Earl Pitts was born in Urbana, MO in 1953. He received his Juris Doctor from the University of Missouri, Kansas City and was on active duty in the Army from 1975 to 1980. In 1983, he got a job at the FBI field office in Alexandria, VA, and, in 1987, was transferred to the New York City office, where he was tasked with investigating Soviet intelligence officers posing as diplomats at the United Nations. In this position, he was given a list of all known Soviet officers in such positions, which he promptly sold to Aleksandr Vasilyevich Karpov, Russia's top spy in its diplomatic mission.
From his initial contact with Soviet intelligence officials, Pitts's story comes across like a convoluted screwball comedy filled with harebrained mishaps and double crosses. Take, for example, this: Pitts was eventually arrested, in 1995, when a Russian-diplomat-turned-US-informant participated in a sting operation against him. This diplomat was the person who first received a letter Pitt wrote to the Russian embassy offering his services as an informant.
When the diplomat became an FBI informant seven years later, the first thing he told the feds about was the letter. The story set off an investigation that led to Pitts's arrest. All told, Pitt received $224,000 in payments from the Russians for information. At the time of his arrest, he was working as a lawyer in a post that afforded access to no useful information. But the FBI knew something had gone wrong in New York in the late '80s, and, after putting the pieces together (which included Pitts's wife informing on him after finding a suspicious letter), fingered Pitt as the culprit. Somehow, Pitt didn't realize his days were numbered, despite finding an FBI camera in his office ceiling. He even started hiding money in the same ceiling after finding the camera. Thanks for the tip, FBI!
In a final bit of bizarre comedy, the first attempt at a sting to bring Pitt down failed because he forgot where he was supposed to meet his contact - he wandered around the wrong room of the New York Public Library for 30 minutes before leaving. Pitt was sentenced to 27 years in an FBI correctional facility. During his trial, he said he had grievances with the FBI, and sold information to get back at them. Way to go, dude.

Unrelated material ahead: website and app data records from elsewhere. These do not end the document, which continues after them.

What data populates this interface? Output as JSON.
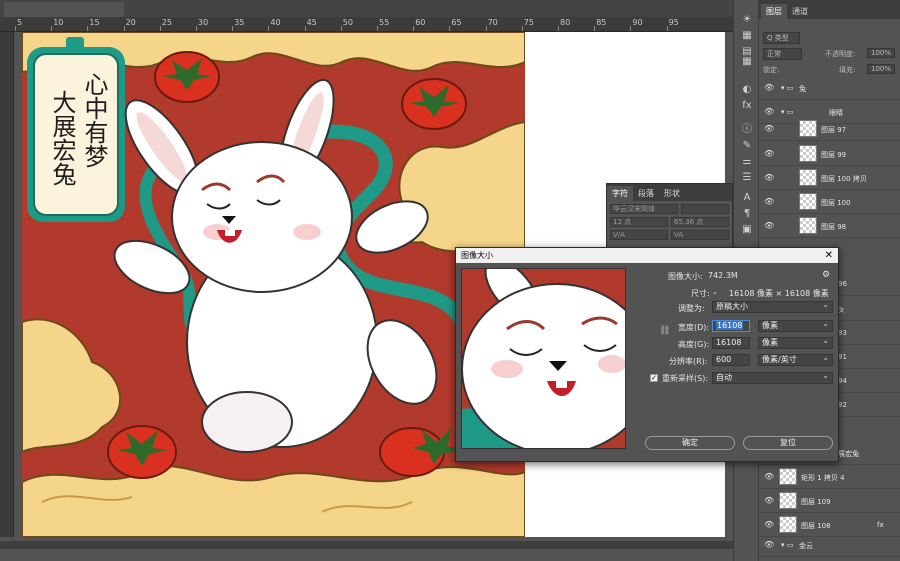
{
  "ruler": {
    "ticks": [
      "5",
      "10",
      "15",
      "20",
      "25",
      "30",
      "35",
      "40",
      "45",
      "50",
      "55",
      "60",
      "65",
      "70",
      "75",
      "80",
      "85",
      "90",
      "95"
    ]
  },
  "artwork": {
    "poem_col1": "心中有梦",
    "poem_col2": "大展宏兔"
  },
  "character_panel": {
    "tabs": [
      "字符",
      "段落",
      "形状"
    ],
    "font": "华云汉宋简体",
    "size": "12 点",
    "leading": "65.36 点",
    "va": "V/A",
    "va_value": "VA"
  },
  "layers_panel": {
    "tabs": [
      "图层",
      "通道"
    ],
    "filter_label": "Q 类型",
    "blend_mode": "正常",
    "opacity_label": "不透明度:",
    "opacity_value": "100%",
    "lock_label": "锁定:",
    "fill_label": "填充:",
    "fill_value": "100%",
    "rows": [
      {
        "name": "兔",
        "type": "group"
      },
      {
        "name": "眼睛",
        "type": "group"
      },
      {
        "name": "图层 97",
        "type": "layer"
      },
      {
        "name": "图层 99",
        "type": "layer"
      },
      {
        "name": "图层 100 拷贝",
        "type": "layer"
      },
      {
        "name": "图层 100",
        "type": "layer"
      },
      {
        "name": "图层 98",
        "type": "layer"
      },
      {
        "name": "96",
        "type": "layer"
      },
      {
        "name": "ㄆ",
        "type": "layer"
      },
      {
        "name": "93",
        "type": "layer"
      },
      {
        "name": "91",
        "type": "layer"
      },
      {
        "name": "94",
        "type": "layer"
      },
      {
        "name": "92",
        "type": "layer"
      },
      {
        "name": "展宏兔",
        "type": "layer"
      },
      {
        "name": "矩形 1 拷贝 4",
        "type": "layer"
      },
      {
        "name": "图层 109",
        "type": "layer"
      },
      {
        "name": "图层 108",
        "type": "layer"
      },
      {
        "name": "金云",
        "type": "group"
      }
    ],
    "fx": "fx"
  },
  "dialog": {
    "title": "图像大小",
    "close": "✕",
    "image_size_label": "图像大小:",
    "image_size_value": "742.3M",
    "dimensions_label": "尺寸:",
    "dimensions_value": "16108 像素 × 16108 像素",
    "fit_to_label": "调整为:",
    "fit_to_value": "原稿大小",
    "width_label": "宽度(D):",
    "width_value": "16108",
    "width_unit": "像素",
    "height_label": "高度(G):",
    "height_value": "16108",
    "height_unit": "像素",
    "resolution_label": "分辨率(R):",
    "resolution_value": "600",
    "resolution_unit": "像素/英寸",
    "resample_label": "重新采样(S):",
    "resample_value": "自动",
    "ok": "确定",
    "reset": "复位"
  },
  "colors": {
    "bg": "#535353",
    "panel_dark": "#3d3d3d",
    "art_red": "#b13a2c",
    "art_cream": "#f4d58a",
    "art_teal": "#1f9a86",
    "accent": "#3873c8"
  }
}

Born Harold AR Philby in India in 1912, the man better known as Kim was the son of famed explorer St. John Philby. He attended Trinity College at Cambridge, studying history and getting involved in extracurricular activities the Cambridge Five, a Soviet espionage group. After college, he traveled to areas of growing unrest in Europe and worked briefly as a journalist before being recruited by MI6 in 1940. By the end of WWII, Philby was in charge of counterespionage at MI6, charged with suppressing Soviet subversion in Western Europe.
In 1949, Philby transferred to Washington DC, to act as the top liaison between US and UK intelligence. During this time, he turned over classified details about the inner workings of the CIA and MI6 to Soviet intelligence. He also warned the Soviets of an Allied attack on communists in Albania in 1950. His warning caused two double agents to defect.
Philby was suspected of playing a part in the defections and was released from the CIA and MI6. He expected impending capture and trial, so fled the country, ending up in the Soviet Union in 1963. The information Philby leaked to the Soviets during the '40s and '50s led to the deaths of many agents who were exposed to and captured by the Soviets.